CCPs and trade repositories

An EU CCP will be required to apply for authorisation to the relevant competent authority of the Member State where it is established. In deciding whether to grant authorisation, the home-state authority must consider the views of a "college", established, managed and chaired by it, whose members also include, among others, ESMA and the competent authorities of those Member States where the activities of the applicant CCP have a significant impact (as defined in EMIR).

Third-country CCPs may be recognised by ESMA. Once recognised they may provide clearing services to clearing members and trading venues within the EU.

EU trade repositories must register with ESMA; these registrations will cover the entire EU. ESMA may also recognise third-country trade repositories if certain conditions are fulfilled.

Exceptions and exemptions

Under EMIR, exceptions and exemptions are available for certain types of derivatives and counterparties. For instance, during the initial three years after EMIR's entry into force, the clearing obligation will not apply to derivatives hedging the investment risks directly relating to the financial solvency of pension funds. Intragroup transactions will also be exempted from the clearing obligation under certain conditions.

Furthermore, as already noted above, derivative transactions of a non-financial counterparty that hedge risks relating to commercial or treasury financing activities of that counterparty are not included in calculating whether its derivative positions exceed the clearing thresholds. However, once a threshold is exceeded, all eligible OTC derivatives entered into by the relevant non-financial counterparty with other qualifying counterparties must be cleared through a CCP.


EMIR will enter into force on the twentieth day following that of its (forthcoming) publication in the Official Journal. As a regulation, EMIR will be directly applicable in all Member States and does not need to be implemented by them in their respective national laws. However, many rules, including the clearing and reporting obligations, will only become effective once the Commission has adopted delegated and implementing acts, including RTSs (regulatory technical standards) and ITSs (implementing technical standards). EMIR requires ESMA – and, in a limited number of cases, the other two European supervisory authorities (EBA and EIOPA) – to develop draft RTSs and ITSs and submit them to the Commission, in most cases by 30 September 2012. The Commission is expected to endorse those draft standards except in very restricted and extraordinary circumstances. On 25 June 2012 ESMA published an extensive consultation paper setting out the RTSs and ITSs which it is required to draft. On the basis of responses to the consultation paper (which must be submitted by 5 August 2012) ESMA will finalise the draft RTSs and ITSs and submit them to the Commission for endorsement. Market participants should be ready to comply with EMIR by the end of this year, although many of the detailed rules will probably only start to apply in the course of next year.

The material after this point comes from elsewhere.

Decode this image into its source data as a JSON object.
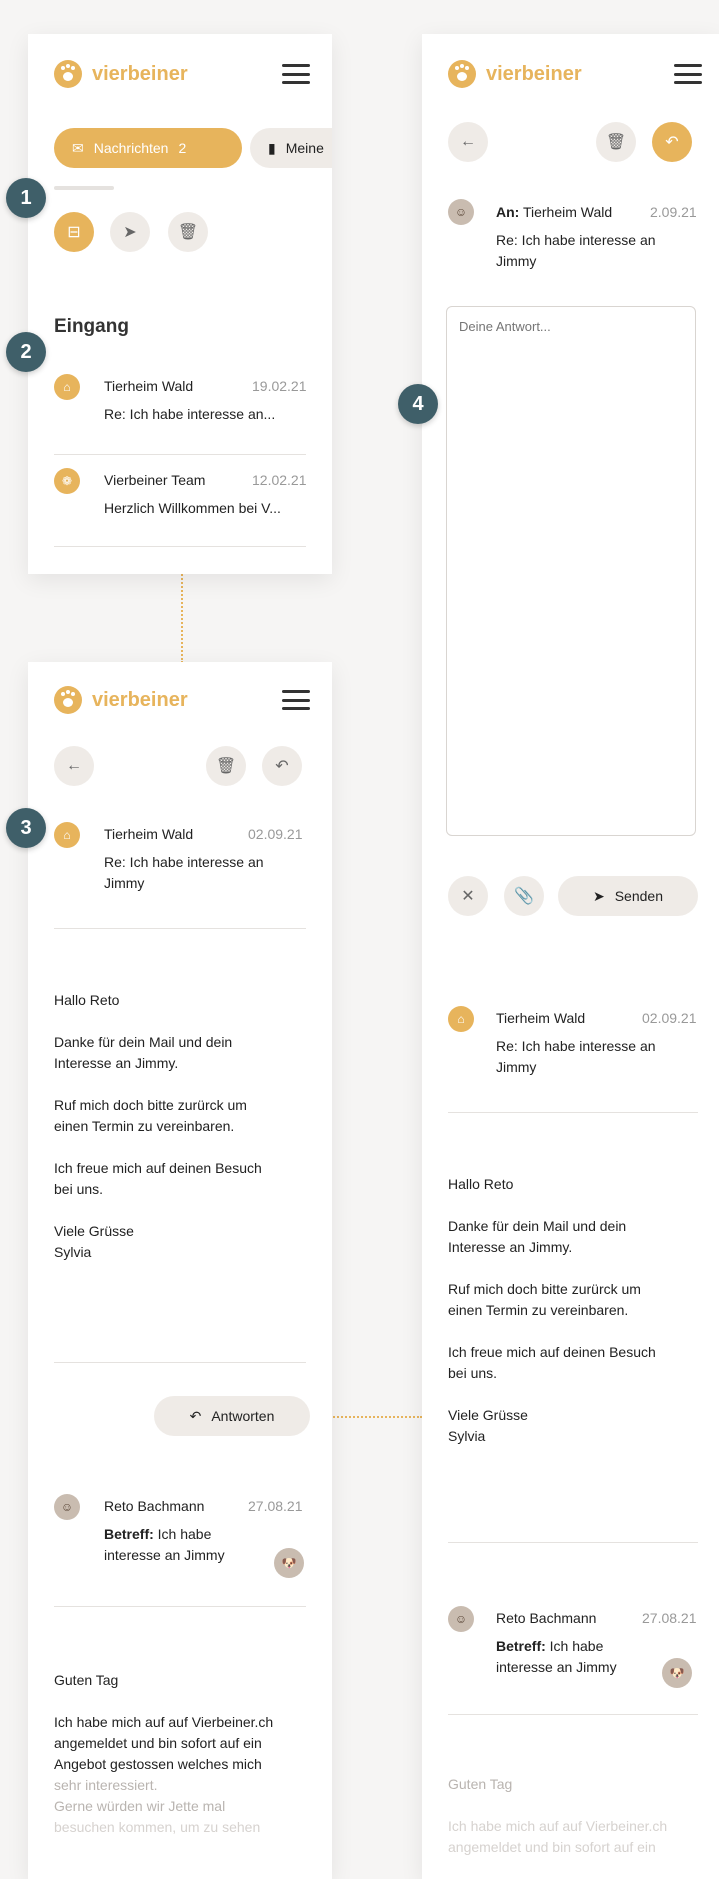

The content of this article is intended to provide a general guide to the subject matter. Specialist advice should be sought about your specific circumstances.